At this point, the pi should be configured. I need to go back and make a few scripts to automate things, but right now I manually start pulseaudio, usbsoftrock and run the SDR-volume.sh script anytime I reboot.
9) We need to download Quisk on our local machine. If you are running a 64 bit machine, you’ll need to compile it. Once you download and unzip (or git) the source, simply type “make” in the directory and then things will start compiling. See the link below to help identify the necessary libraries. http://james.ahlstrom.name/quisk/docs.html#Installation
10) Finally, you will need to create a ~.quisk_conf.py file. This overrides the defaults in the Quisk directory. Change the name of the sound devices to match your setup. When in doubt, use “pacmd list-sinks” or “pacmd list-sources” to find your hardware.
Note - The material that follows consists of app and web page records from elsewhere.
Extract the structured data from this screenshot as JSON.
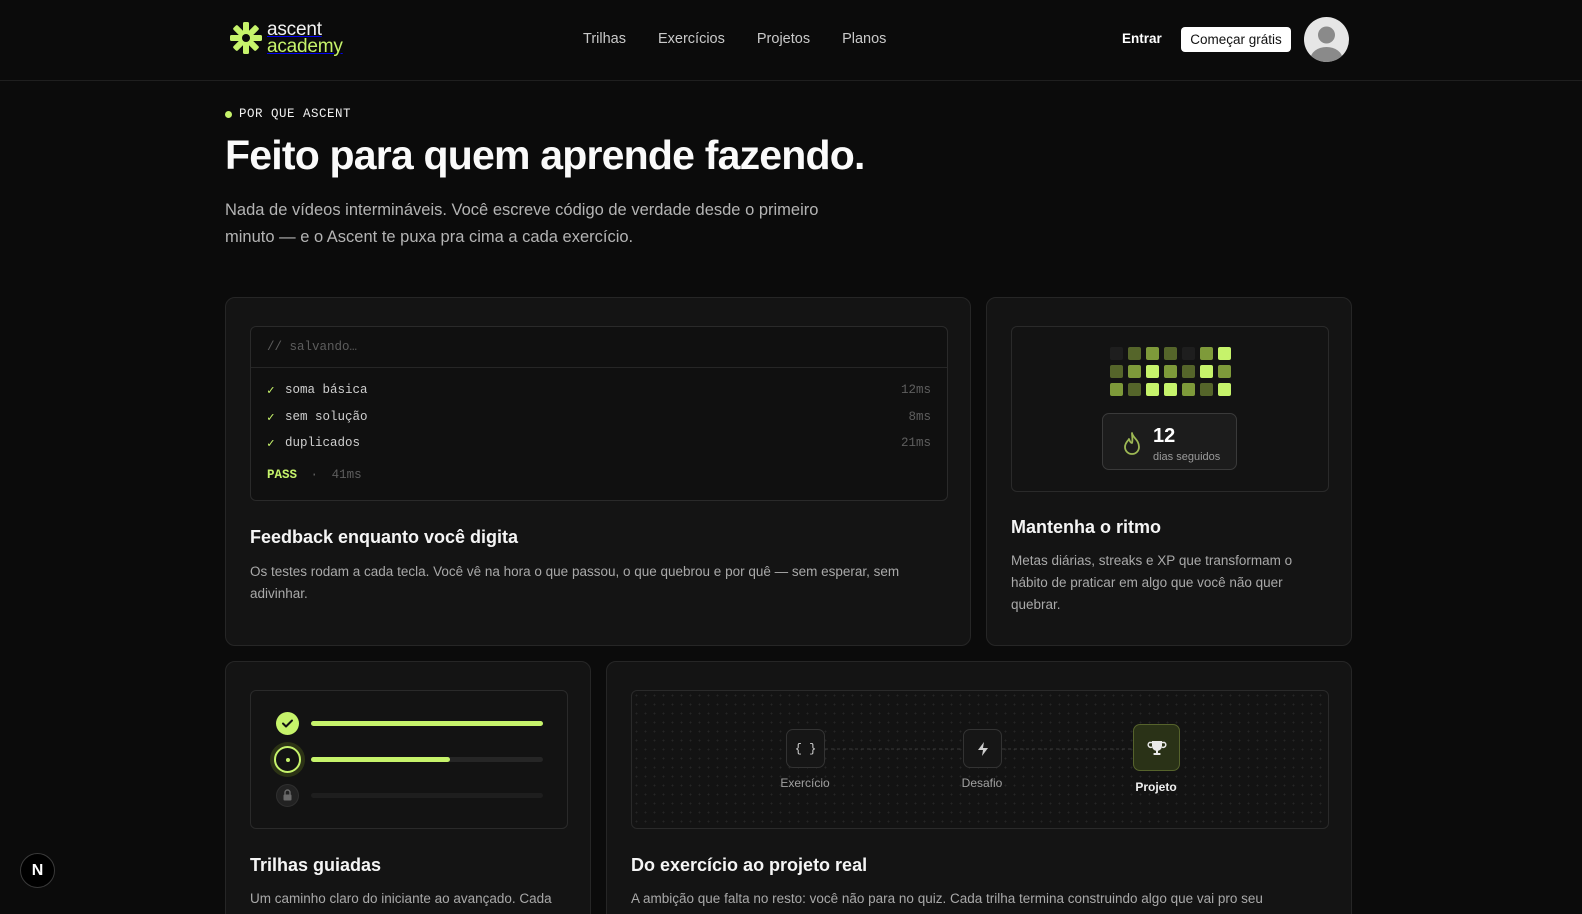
{
  "header": {
    "logo": {
      "line1": "ascent",
      "line2": "academy"
    },
    "nav": [
      {
        "label": "Trilhas"
      },
      {
        "label": "Exercícios"
      },
      {
        "label": "Projetos"
      },
      {
        "label": "Planos"
      }
    ],
    "login_label": "Entrar",
    "cta_label": "Começar grátis"
  },
  "hero": {
    "eyebrow": "POR QUE ASCENT",
    "title": "Feito para quem aprende fazendo.",
    "subtitle": "Nada de vídeos intermináveis. Você escreve código de verdade desde o primeiro minuto — e o Ascent te puxa pra cima a cada exercício."
  },
  "features": {
    "feedback": {
      "code_header": "// salvando…",
      "tests": [
        {
          "check": "✓",
          "name": "soma básica",
          "time": "12ms"
        },
        {
          "check": "✓",
          "name": "sem solução",
          "time": "8ms"
        },
        {
          "check": "✓",
          "name": "duplicados",
          "time": "21ms"
        }
      ],
      "status": "PASS",
      "separator": "·",
      "total": "41ms",
      "title": "Feedback enquanto você digita",
      "description": "Os testes rodam a cada tecla. Você vê na hora o que passou, o que quebrou e por quê — sem esperar, sem adivinhar."
    },
    "streak": {
      "days": "12",
      "days_label": "dias seguidos",
      "activity_levels": [
        [
          0,
          2,
          3,
          2,
          0,
          3,
          4
        ],
        [
          2,
          3,
          4,
          3,
          2,
          4,
          3
        ],
        [
          3,
          2,
          4,
          4,
          3,
          2,
          4
        ]
      ],
      "title": "Mantenha o ritmo",
      "description": "Metas diárias, streaks e XP que transformam o hábito de praticar em algo que você não quer quebrar."
    },
    "tracks": {
      "steps": [
        {
          "state": "done",
          "progress": 1.0
        },
        {
          "state": "current",
          "progress": 0.6
        },
        {
          "state": "locked",
          "progress": 0
        }
      ],
      "title": "Trilhas guiadas",
      "description": "Um caminho claro do iniciante ao avançado. Cada"
    },
    "journey": {
      "stages": [
        {
          "label": "Exercício",
          "icon": "braces-icon"
        },
        {
          "label": "Desafio",
          "icon": "lightning-icon"
        },
        {
          "label": "Projeto",
          "icon": "trophy-icon"
        }
      ],
      "title": "Do exercício ao projeto real",
      "description": "A ambição que falta no resto: você não para no quiz. Cada trilha termina construindo algo que vai pro seu"
    }
  },
  "colors": {
    "accent": "#c6f36b",
    "background": "#0b0b0b",
    "card": "#141414"
  },
  "dev_badge": "N"
}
You’ll need to change the ip address for IQ_Server_IP to match that of the raspberry pi.
name_of_sound_capt="pulse:alsa_input.platform-snd-rpi-wsp.0.analog-stereo" name_of_sound_play="pulse:Channel_1__Channel_2.2" channel_i=1 channel_q=0 sample_rate=96000 #I/Q in playback_rate=48000 #audio out name_of_mic_play="pulse:alsa_output.platform-snd-rpi-wsp.0.analog-stereo" mic_playback_rate = 96000 #I/Q out mic_play_chan_I = 1 mic_play_chan_Q = 0 mic_out_volume=0.8 digital_input_name = "pulse:digital-in.monitor" from softrock import hardware_net as quisk_hardware from softrock import widgets_tx as quisk_widgets usbsr_ip_address = "192.168.0.6" usbsr_port = 19004 latency_millisecs = 300 #was 150 data_poll_usec = 5000 #was 5000 hamlib_port = 4532 show_pulse_audio_devices = False IQ_Server_IP = "192.168.0.6"